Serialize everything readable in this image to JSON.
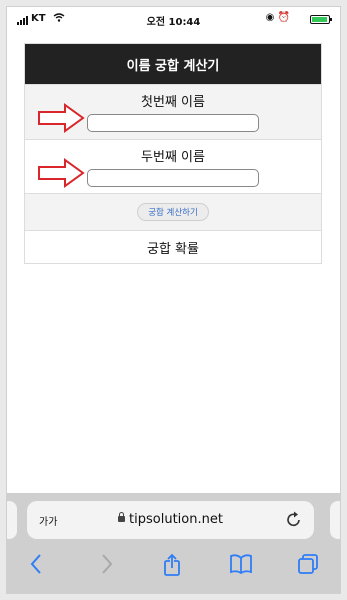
{
  "status_bar": {
    "carrier": "KT",
    "time": "오전 10:44"
  },
  "calculator": {
    "title": "이름 궁합 계산기",
    "first_name_label": "첫번째 이름",
    "first_name_value": "",
    "second_name_label": "두번째 이름",
    "second_name_value": "",
    "calculate_button": "궁합 계산하기",
    "result_label": "궁합 확률"
  },
  "safari": {
    "text_size_label": "가가",
    "url": "tipsolution.net"
  },
  "colors": {
    "header_bg": "#222222",
    "annotation_arrow": "#d9262b",
    "link_blue": "#3a6fc8",
    "toolbar_icon": "#2f7df6"
  }
}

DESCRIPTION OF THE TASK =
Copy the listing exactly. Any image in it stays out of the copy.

RESPONSE AREA =
Serialize everything readable in this image to JSON.
{
  "status_bar": {
    "carrier": "KT",
    "time": "오전 10:44"
  },
  "calculator": {
    "title": "이름 궁합 계산기",
    "first_name_label": "첫번째 이름",
    "first_name_value": "",
    "second_name_label": "두번째 이름",
    "second_name_value": "",
    "calculate_button": "궁합 계산하기",
    "result_label": "궁합 확률"
  },
  "safari": {
    "text_size_label": "가가",
    "url": "tipsolution.net"
  },
  "colors": {
    "header_bg": "#222222",
    "annotation_arrow": "#d9262b",
    "link_blue": "#3a6fc8",
    "toolbar_icon": "#2f7df6"
  }
}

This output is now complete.